In the heart of Wyoming County, Pennsylvania, where hydraulic fracturing wells are prevalent, I worked as an artist-in-residence at Soaring Gardens Artists’ Retreat, Laceyville, to create drawings about the rural landscape. Immersed in the bucolic countryside and farming culture of the surrounding area, I ran headlong into the issues surrounding hydraulic fracturing, also known in the popular lexicon as “fracking.” The tension created by the natural verdant landscape of farmland and the people who endure there set against a backdrop of man-made, geometric hydraulic fracturing wells interested me and my fellow artists-in-residence. Together, we researched the history, function and environmental questions surrounding hydraulic fracturing in Pennsylvania as well as nationwide. My intention as an artist is not to take a stand for or against, but rather to encourage dialogue, heighten awareness, and above all create art that emphasizes a poetic response to the world rather than a literal response.

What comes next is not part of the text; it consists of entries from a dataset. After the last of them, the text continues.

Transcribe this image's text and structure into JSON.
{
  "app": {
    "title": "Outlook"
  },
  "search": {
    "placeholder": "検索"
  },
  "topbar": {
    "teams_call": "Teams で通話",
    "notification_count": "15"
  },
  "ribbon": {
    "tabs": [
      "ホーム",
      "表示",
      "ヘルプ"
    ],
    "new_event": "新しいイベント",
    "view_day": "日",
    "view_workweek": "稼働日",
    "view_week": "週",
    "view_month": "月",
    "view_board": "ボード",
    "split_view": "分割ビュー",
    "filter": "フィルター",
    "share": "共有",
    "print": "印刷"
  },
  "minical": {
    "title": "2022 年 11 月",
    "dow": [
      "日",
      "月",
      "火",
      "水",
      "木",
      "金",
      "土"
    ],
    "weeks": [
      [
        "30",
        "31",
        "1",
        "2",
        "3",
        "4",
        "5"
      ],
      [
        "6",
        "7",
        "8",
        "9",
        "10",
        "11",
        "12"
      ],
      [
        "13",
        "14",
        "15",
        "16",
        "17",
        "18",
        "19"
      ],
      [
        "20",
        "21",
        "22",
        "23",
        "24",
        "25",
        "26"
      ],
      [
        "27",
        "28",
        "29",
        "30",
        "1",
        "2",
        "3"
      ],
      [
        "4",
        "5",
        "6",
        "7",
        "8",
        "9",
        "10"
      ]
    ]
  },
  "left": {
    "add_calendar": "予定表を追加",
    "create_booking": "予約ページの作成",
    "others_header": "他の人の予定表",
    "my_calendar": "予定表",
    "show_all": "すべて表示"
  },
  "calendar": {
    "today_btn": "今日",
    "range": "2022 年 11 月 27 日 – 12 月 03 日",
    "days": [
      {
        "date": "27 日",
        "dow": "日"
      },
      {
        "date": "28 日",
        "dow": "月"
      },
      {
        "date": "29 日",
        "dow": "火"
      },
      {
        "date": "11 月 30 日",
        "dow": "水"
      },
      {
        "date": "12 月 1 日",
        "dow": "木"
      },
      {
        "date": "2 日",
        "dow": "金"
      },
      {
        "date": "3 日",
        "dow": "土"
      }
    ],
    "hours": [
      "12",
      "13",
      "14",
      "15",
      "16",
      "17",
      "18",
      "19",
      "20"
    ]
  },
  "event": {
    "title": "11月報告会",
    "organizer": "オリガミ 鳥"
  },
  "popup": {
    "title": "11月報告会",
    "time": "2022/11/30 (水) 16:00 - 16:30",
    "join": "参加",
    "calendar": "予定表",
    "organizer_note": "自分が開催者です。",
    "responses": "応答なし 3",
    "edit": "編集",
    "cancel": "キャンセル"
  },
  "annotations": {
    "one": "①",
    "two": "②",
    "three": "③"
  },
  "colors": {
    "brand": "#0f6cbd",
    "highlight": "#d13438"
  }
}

My drawings and watercolor paintings on paper for this project draw a parallel between the rural environment, steeped in history and nostalgia, and the nature drawings of Old Masters such as Leonardo Da Vinci. Detailed landscape drawings are accompanied by diagrammatic renderings of hydraulic fracturing wells, addressing the tension between machine and nature, the controlled and the wild. Intended as questions rather than statements about risk and responsibility, the drawings are isolated in fields of empty space that speak of deep country quiet as well as the disappearing landscape threatened by environmental instability and uncertainty.